* [The problem]: Lines with the word "JSON" in them are the ones to copy from the records.
Records for this task Start Marker
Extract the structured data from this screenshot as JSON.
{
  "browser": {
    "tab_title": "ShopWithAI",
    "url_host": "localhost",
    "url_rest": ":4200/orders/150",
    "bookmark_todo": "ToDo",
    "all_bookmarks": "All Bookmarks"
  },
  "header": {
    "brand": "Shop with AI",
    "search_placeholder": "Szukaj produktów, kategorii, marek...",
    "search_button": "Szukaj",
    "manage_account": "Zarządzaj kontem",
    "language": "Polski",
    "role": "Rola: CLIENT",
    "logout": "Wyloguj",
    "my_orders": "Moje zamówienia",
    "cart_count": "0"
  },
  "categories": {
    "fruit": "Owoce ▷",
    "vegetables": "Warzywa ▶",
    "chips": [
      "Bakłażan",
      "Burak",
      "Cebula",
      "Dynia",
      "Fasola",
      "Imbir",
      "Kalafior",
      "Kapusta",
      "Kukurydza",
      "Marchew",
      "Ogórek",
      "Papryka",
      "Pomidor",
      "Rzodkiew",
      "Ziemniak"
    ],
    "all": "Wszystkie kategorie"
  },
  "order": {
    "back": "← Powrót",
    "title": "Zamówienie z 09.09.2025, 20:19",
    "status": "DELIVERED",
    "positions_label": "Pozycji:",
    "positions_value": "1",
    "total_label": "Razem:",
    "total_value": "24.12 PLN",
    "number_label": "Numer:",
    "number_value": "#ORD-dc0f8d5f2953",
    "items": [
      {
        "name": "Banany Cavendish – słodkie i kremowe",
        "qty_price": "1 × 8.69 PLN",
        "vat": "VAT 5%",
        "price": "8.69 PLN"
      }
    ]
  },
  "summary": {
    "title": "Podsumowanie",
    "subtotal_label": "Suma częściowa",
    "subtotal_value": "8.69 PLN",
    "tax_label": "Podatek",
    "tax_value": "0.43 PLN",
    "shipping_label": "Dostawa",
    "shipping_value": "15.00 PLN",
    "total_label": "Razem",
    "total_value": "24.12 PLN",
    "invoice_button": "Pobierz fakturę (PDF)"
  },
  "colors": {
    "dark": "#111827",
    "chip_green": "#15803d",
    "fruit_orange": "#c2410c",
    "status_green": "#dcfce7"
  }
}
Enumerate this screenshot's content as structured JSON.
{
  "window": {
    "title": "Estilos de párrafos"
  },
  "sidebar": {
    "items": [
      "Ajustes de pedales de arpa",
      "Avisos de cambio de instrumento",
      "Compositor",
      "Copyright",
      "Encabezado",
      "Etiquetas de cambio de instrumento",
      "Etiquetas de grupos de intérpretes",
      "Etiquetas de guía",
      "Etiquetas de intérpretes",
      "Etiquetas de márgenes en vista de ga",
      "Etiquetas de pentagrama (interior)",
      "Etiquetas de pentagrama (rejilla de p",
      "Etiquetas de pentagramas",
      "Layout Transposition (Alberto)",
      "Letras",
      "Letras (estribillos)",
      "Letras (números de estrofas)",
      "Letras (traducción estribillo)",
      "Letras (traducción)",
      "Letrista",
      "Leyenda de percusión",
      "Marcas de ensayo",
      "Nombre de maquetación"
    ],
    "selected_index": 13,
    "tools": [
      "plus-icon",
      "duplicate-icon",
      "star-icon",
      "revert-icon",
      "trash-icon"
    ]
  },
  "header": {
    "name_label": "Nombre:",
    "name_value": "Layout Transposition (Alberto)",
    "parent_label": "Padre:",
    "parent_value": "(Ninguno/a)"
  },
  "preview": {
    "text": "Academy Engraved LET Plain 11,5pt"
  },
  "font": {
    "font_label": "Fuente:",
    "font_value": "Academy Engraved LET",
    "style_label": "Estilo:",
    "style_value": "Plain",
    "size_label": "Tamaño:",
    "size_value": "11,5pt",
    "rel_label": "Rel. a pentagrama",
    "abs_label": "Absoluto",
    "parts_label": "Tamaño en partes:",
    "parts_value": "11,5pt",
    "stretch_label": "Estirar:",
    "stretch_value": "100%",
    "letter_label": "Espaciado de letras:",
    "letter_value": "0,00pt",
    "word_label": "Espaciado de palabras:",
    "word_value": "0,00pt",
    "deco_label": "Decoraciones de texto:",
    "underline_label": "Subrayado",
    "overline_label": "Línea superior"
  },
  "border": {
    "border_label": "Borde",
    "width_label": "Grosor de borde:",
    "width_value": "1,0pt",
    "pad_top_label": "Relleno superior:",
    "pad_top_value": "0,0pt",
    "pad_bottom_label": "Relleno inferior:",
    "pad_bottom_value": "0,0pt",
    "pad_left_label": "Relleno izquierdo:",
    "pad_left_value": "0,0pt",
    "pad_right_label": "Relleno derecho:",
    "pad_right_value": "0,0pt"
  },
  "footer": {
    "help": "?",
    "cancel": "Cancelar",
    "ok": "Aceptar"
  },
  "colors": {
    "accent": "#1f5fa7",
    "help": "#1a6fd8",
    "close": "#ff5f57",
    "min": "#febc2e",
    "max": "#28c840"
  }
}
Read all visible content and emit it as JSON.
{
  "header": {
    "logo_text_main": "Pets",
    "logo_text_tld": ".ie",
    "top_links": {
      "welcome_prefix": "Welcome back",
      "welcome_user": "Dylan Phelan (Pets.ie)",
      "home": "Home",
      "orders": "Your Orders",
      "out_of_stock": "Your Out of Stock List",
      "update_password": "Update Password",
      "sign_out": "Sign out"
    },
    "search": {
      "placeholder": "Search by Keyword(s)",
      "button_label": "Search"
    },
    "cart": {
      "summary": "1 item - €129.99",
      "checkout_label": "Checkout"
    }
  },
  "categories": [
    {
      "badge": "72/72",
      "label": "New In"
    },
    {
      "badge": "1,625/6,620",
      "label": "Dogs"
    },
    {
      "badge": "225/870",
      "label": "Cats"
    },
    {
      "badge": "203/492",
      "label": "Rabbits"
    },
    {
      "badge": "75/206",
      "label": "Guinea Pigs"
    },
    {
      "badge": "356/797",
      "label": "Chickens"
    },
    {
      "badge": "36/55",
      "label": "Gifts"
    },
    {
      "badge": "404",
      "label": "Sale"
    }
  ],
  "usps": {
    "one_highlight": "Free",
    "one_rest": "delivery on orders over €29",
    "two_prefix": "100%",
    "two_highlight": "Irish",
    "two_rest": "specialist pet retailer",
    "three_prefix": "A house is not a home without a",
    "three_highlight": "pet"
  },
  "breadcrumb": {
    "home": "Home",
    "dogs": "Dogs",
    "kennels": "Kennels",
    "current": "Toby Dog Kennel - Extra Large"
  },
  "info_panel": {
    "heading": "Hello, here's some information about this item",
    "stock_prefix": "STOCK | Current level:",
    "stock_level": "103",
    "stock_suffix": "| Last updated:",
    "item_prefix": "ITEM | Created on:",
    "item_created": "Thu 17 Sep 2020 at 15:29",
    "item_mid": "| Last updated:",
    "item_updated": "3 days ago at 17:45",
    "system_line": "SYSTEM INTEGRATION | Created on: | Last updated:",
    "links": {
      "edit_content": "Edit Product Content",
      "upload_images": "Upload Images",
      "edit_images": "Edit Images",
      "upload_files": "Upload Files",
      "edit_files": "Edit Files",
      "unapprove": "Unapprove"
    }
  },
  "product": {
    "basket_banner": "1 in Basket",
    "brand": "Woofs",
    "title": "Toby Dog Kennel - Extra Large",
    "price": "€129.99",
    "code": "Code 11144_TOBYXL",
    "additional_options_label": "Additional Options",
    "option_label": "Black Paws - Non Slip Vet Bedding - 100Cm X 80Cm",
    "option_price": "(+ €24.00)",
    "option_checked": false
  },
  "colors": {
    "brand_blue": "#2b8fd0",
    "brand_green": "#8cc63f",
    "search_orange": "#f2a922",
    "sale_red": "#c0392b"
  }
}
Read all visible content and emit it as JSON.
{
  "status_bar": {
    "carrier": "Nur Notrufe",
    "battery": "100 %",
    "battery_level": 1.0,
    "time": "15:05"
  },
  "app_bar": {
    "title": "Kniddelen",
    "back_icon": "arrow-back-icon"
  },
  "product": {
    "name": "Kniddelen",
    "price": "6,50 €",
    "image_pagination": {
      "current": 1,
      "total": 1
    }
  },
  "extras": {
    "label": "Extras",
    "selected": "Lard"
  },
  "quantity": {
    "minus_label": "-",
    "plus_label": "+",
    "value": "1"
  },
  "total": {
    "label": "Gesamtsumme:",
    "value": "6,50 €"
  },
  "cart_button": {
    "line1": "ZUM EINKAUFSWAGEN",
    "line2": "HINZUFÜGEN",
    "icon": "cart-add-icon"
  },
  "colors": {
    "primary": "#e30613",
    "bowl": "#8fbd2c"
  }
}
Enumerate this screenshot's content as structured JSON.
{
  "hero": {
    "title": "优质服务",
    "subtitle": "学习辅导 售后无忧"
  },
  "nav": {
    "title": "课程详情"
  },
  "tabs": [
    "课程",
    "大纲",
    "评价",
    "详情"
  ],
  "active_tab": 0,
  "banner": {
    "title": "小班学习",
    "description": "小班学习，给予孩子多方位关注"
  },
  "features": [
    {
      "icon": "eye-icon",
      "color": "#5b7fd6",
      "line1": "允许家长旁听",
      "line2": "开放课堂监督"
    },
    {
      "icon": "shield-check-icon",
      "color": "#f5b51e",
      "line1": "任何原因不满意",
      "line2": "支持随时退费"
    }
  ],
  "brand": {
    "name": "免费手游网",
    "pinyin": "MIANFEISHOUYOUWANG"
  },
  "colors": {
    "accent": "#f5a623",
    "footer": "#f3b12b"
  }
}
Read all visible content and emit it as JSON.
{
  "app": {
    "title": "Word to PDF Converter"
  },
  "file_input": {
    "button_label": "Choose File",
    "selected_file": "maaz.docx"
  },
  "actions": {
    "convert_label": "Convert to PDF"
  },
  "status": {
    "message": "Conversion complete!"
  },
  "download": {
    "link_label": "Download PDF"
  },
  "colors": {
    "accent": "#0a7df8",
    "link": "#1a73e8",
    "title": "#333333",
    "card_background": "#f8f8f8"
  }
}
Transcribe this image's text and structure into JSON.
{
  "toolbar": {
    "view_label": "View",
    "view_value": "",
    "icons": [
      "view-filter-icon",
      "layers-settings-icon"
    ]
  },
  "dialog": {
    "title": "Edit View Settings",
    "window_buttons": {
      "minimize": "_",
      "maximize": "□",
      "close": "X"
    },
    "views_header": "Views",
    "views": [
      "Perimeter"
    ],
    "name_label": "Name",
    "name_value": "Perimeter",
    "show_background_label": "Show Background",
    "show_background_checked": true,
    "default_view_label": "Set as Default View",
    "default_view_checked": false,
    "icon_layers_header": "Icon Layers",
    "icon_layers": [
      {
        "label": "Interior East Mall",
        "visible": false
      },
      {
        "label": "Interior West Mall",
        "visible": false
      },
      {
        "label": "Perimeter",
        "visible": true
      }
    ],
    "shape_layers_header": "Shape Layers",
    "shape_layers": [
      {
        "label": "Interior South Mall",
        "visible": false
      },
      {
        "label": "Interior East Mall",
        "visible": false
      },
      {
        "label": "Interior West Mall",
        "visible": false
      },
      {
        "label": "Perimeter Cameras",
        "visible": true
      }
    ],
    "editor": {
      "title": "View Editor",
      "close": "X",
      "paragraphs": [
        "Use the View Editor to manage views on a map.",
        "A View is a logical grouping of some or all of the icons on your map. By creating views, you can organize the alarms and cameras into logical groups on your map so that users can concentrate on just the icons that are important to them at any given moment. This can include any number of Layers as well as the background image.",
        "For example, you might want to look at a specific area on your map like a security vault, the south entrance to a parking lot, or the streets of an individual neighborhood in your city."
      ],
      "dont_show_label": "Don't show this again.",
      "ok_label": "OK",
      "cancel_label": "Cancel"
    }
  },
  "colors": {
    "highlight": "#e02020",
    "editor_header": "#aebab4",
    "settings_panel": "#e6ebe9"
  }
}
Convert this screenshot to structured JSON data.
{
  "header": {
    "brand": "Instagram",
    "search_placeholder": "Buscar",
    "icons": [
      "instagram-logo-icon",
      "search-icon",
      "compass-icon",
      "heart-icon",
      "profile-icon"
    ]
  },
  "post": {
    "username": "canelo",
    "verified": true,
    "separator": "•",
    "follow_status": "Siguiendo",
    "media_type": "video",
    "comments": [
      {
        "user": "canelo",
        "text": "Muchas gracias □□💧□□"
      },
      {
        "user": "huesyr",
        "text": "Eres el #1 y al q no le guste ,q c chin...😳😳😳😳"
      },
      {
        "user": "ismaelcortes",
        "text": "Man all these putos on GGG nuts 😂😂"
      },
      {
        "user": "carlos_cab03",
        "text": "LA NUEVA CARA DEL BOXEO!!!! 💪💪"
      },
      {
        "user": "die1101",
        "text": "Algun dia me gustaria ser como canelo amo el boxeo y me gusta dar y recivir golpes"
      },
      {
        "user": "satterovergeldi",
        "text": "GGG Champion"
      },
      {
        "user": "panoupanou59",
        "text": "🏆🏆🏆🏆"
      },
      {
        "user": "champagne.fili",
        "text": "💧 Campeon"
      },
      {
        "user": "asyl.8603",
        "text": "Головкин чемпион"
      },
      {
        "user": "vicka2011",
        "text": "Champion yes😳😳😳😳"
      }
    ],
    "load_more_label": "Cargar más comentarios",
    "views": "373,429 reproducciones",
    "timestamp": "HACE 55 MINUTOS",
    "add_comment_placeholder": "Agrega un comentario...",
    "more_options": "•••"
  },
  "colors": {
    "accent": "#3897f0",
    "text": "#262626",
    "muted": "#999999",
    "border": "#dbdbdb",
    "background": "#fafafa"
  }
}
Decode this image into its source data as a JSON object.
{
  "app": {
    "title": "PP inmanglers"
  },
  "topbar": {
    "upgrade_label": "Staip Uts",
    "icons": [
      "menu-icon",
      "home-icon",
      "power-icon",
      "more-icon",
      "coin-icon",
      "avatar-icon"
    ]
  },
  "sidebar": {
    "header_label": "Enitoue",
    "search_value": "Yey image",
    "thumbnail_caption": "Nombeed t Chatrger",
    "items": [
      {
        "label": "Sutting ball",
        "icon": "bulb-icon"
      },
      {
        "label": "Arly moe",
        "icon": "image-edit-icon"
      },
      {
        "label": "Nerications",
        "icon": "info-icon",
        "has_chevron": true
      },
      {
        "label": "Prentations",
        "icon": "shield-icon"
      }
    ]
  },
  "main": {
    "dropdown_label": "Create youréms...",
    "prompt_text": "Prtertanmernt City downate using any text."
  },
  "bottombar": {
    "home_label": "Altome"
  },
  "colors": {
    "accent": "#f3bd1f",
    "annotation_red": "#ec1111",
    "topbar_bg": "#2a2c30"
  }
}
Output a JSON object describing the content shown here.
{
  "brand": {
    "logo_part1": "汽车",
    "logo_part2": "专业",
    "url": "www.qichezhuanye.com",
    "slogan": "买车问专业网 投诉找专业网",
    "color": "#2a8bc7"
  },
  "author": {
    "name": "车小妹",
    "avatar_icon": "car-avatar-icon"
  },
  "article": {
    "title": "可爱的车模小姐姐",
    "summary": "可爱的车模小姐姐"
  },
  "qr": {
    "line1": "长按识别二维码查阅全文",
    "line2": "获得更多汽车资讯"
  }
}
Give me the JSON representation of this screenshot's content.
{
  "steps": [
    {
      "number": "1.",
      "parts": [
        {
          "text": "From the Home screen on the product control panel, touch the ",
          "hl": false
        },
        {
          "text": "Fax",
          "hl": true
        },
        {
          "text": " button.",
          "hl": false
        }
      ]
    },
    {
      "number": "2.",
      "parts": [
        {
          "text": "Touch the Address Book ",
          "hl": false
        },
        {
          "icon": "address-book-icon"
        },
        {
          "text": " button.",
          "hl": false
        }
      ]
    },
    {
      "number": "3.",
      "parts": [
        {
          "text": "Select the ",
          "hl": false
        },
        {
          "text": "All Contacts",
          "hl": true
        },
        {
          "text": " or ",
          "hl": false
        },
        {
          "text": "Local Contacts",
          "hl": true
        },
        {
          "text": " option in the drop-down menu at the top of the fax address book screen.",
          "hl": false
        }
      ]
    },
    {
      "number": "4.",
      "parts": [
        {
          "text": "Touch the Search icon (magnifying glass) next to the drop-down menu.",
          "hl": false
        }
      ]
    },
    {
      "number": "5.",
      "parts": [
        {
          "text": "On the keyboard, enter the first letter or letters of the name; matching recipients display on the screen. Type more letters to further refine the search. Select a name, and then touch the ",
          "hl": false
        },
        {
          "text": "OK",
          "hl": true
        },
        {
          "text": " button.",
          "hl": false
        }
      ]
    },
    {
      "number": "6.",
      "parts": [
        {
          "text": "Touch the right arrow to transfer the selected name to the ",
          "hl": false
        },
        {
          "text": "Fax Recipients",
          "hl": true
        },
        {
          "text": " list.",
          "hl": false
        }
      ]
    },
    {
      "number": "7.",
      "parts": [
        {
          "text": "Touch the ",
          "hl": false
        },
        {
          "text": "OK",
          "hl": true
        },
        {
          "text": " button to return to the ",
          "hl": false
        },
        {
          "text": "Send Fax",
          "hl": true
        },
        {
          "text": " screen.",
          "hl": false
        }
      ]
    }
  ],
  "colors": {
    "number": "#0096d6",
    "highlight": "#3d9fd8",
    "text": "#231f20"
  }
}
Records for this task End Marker
* [Result below]:
Extract the structured data from this screenshot as JSON.
Enumerate this screenshot's content as structured JSON.
Read all visible content and emit it as JSON.
Read all visible content and emit it as JSON.
Enumerate this screenshot's content as structured JSON.
Read all visible content and emit it as JSON.
Transcribe this image's text and structure into JSON.
Convert this screenshot to structured JSON data.
Decode this image into its source data as a JSON object.
Output a JSON object describing the content shown here.
Give me the JSON representation of this screenshot's content.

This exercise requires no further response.